> _Study material_
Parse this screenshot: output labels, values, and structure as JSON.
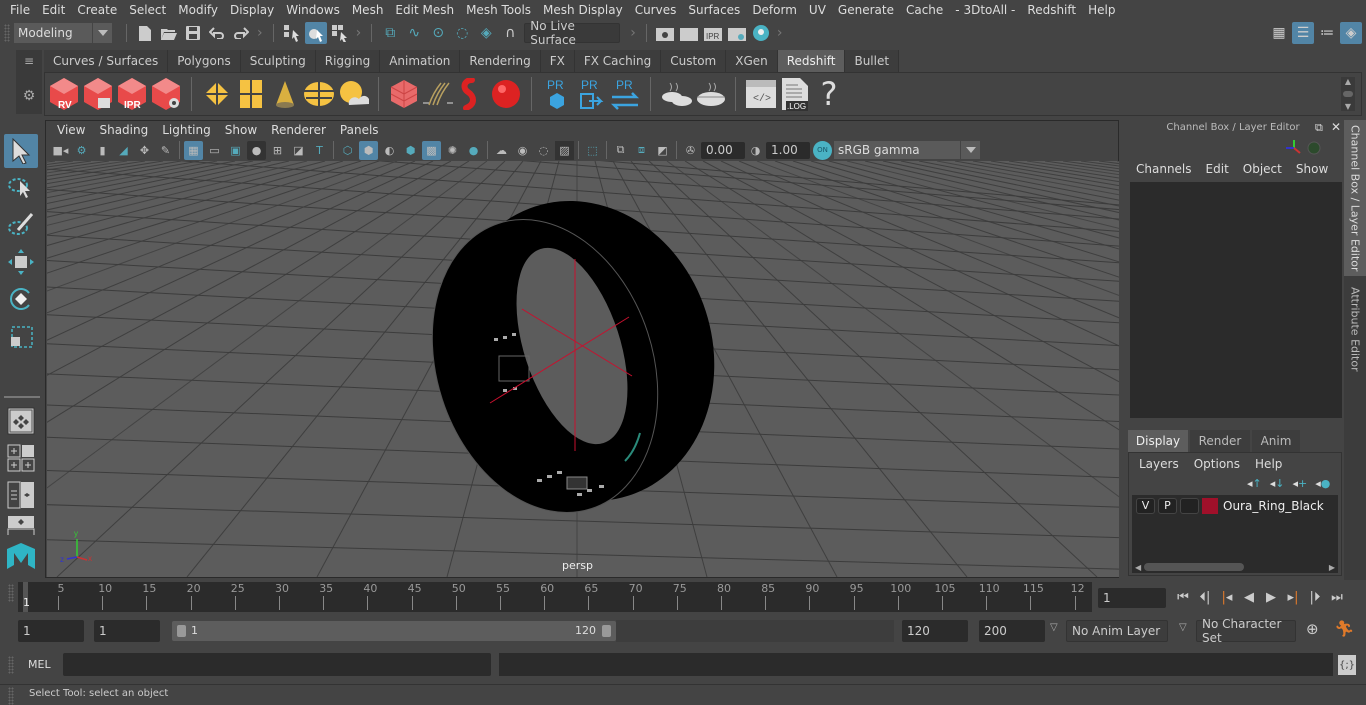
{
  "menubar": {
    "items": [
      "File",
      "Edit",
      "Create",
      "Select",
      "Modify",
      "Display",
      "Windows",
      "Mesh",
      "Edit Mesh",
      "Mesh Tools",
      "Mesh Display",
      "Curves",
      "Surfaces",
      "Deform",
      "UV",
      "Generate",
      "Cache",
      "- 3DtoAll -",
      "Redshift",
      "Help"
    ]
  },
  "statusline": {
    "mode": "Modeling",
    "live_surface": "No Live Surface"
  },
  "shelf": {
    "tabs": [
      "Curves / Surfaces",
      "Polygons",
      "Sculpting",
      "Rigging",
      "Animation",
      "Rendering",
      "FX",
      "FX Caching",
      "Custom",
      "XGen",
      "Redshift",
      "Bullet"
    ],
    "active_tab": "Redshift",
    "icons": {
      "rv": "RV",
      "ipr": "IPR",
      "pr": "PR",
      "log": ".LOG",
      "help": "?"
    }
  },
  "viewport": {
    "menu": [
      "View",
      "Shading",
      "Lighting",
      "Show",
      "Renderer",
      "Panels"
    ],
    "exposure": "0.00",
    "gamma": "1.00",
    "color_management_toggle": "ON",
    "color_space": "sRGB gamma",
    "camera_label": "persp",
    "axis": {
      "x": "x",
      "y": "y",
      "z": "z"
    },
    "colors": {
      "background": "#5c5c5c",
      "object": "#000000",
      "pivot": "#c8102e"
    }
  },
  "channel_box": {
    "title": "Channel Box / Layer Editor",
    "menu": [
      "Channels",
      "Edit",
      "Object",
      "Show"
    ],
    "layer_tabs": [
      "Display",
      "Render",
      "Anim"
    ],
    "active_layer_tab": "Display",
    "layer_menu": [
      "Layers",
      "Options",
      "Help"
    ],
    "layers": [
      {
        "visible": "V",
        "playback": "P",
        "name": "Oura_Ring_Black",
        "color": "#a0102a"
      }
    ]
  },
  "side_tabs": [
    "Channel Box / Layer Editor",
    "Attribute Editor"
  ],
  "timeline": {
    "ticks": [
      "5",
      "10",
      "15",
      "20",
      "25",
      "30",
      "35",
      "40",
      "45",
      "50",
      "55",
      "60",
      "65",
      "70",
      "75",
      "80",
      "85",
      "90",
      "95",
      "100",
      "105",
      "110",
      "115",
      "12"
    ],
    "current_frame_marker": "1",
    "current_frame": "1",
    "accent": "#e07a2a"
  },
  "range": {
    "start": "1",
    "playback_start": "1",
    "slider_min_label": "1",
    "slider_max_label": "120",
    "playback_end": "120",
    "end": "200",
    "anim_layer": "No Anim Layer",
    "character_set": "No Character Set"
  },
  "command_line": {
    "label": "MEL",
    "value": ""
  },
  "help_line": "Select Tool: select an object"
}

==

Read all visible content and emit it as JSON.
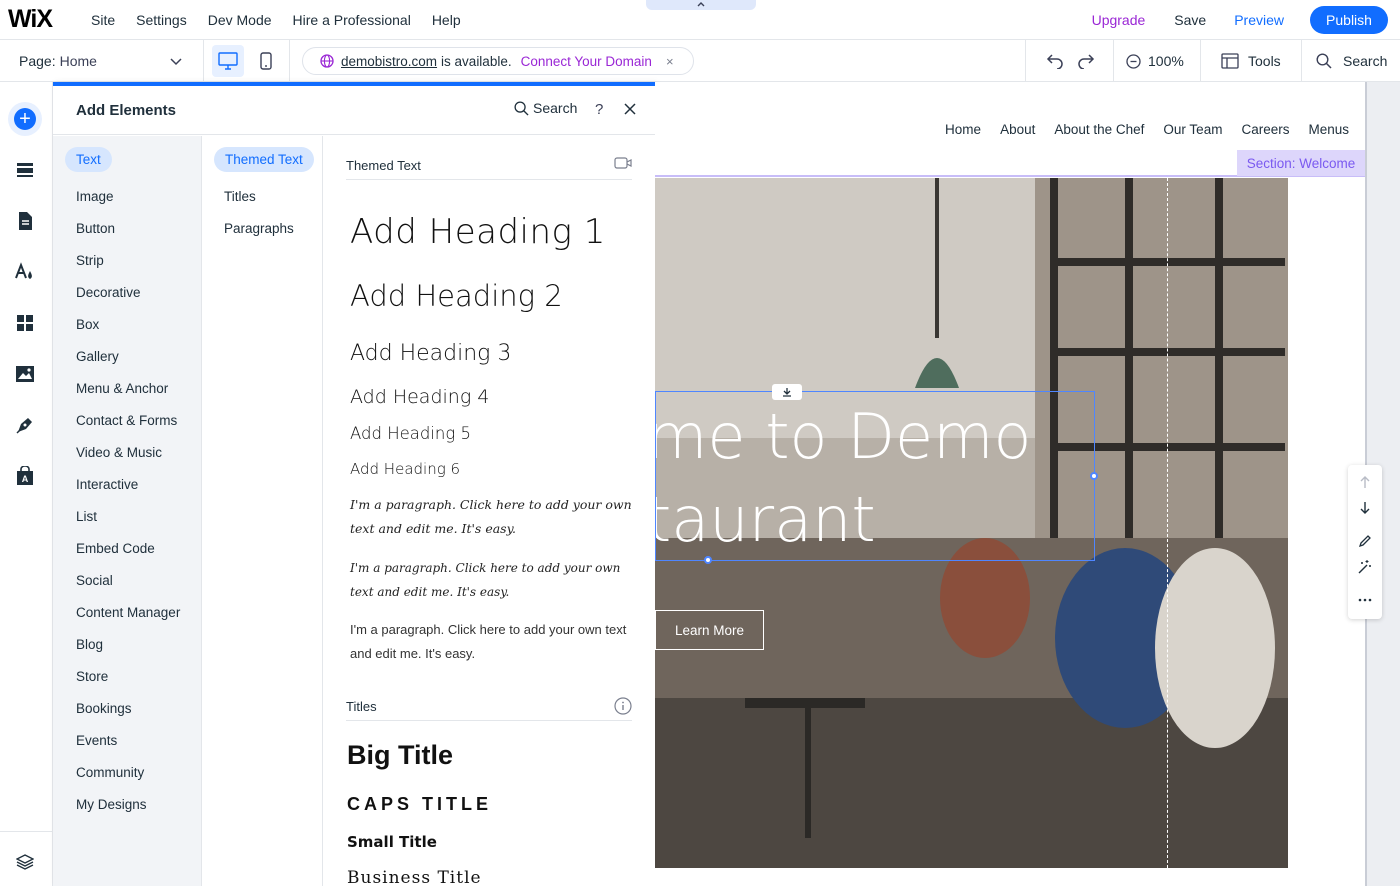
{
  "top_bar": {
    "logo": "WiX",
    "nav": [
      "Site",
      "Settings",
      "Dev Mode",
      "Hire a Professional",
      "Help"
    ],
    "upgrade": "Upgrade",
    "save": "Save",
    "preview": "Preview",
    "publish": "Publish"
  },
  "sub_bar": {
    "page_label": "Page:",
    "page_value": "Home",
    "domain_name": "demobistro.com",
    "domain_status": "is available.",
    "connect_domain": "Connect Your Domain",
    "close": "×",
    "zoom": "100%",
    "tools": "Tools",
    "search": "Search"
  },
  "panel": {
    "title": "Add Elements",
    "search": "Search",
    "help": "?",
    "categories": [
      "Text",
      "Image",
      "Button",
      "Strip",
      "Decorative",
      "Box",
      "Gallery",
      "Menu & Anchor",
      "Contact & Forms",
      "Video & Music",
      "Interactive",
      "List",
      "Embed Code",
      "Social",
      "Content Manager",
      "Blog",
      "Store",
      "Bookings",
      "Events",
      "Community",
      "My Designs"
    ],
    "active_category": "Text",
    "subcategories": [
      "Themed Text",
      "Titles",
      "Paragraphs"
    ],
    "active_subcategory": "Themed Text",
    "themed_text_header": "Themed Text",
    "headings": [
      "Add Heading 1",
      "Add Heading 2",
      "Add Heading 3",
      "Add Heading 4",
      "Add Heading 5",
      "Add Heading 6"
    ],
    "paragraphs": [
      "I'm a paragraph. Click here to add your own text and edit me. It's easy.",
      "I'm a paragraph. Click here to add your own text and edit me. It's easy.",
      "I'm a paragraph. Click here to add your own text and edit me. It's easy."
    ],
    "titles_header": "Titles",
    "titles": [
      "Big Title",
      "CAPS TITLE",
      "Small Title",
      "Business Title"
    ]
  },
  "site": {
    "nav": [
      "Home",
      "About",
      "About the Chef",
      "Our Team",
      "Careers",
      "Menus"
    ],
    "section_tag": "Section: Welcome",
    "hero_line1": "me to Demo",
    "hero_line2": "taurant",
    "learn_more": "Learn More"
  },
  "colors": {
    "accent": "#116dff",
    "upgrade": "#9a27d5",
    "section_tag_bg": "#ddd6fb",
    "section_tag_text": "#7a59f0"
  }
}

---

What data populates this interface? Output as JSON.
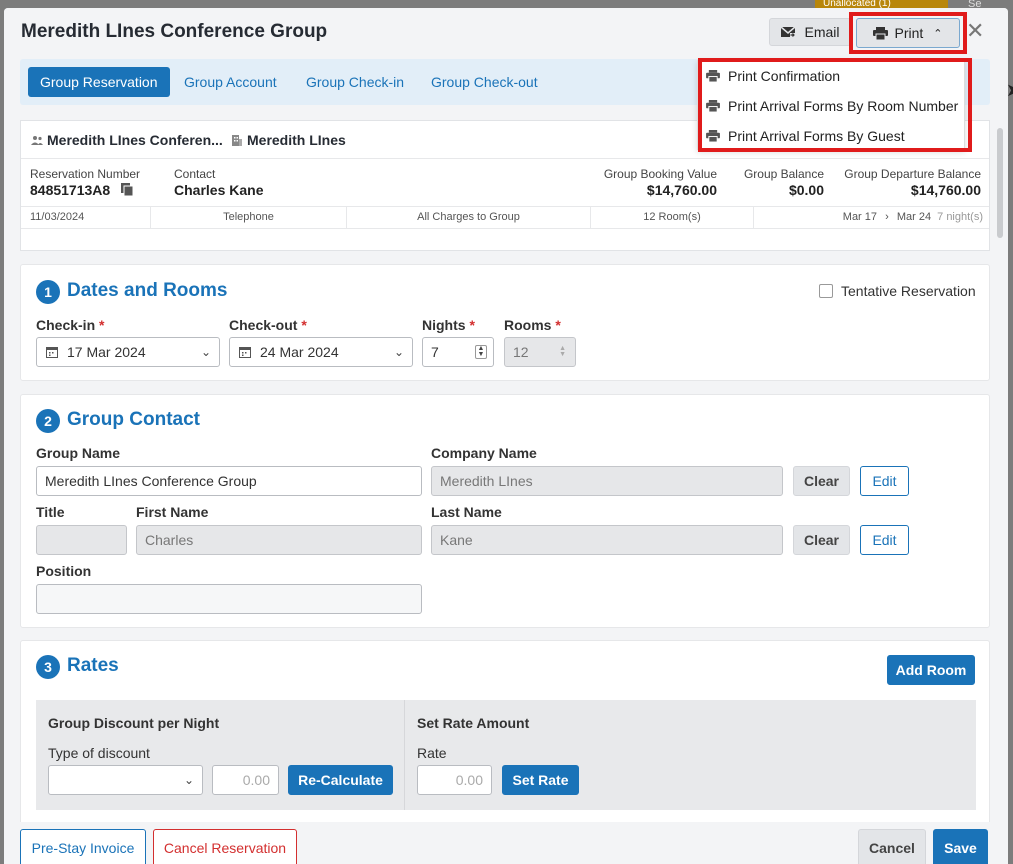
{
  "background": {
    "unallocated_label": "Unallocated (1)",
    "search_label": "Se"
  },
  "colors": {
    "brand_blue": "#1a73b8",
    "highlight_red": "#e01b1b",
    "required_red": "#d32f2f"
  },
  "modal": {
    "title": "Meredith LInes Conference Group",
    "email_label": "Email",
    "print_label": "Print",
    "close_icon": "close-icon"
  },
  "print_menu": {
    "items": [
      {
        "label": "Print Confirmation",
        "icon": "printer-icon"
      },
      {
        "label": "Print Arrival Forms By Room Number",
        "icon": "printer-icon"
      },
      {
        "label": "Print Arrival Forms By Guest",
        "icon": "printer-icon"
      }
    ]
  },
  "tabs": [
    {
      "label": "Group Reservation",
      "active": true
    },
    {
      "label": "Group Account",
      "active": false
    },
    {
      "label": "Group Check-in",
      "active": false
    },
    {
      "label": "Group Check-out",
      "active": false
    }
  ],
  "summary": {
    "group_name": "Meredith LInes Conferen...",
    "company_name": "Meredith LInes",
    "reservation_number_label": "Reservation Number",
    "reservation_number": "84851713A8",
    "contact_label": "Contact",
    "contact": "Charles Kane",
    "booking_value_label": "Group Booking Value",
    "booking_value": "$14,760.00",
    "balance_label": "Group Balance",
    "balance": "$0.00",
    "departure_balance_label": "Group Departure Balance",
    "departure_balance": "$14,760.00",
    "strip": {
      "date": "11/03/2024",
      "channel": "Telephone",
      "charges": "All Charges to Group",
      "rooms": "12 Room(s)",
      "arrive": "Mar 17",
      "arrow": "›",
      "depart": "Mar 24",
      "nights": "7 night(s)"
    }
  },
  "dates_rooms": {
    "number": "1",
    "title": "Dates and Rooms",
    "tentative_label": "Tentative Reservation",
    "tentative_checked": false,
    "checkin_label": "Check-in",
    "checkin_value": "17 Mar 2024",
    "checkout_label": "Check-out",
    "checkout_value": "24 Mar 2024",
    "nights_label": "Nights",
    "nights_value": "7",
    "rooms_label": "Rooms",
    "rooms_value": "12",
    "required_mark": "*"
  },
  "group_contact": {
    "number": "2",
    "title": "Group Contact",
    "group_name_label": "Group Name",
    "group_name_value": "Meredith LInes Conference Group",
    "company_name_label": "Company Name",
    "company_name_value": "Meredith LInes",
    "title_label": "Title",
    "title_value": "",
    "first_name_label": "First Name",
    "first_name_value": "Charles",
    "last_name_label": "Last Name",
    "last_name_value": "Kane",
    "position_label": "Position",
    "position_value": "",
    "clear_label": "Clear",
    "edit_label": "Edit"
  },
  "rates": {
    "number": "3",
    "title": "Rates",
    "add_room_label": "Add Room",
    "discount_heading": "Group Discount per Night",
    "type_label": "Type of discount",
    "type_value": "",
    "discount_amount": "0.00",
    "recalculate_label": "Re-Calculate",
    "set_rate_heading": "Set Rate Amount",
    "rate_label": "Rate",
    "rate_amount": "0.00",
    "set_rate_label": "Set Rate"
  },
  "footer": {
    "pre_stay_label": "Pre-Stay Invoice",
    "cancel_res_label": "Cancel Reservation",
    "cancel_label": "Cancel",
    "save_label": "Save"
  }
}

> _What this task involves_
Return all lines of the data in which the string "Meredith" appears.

> _Task result_
    "title": "Meredith LInes Conference Group",
    "group_name": "Meredith LInes Conferen...",
    "company_name": "Meredith LInes",
    "group_name_value": "Meredith LInes Conference Group",
    "company_name_value": "Meredith LInes",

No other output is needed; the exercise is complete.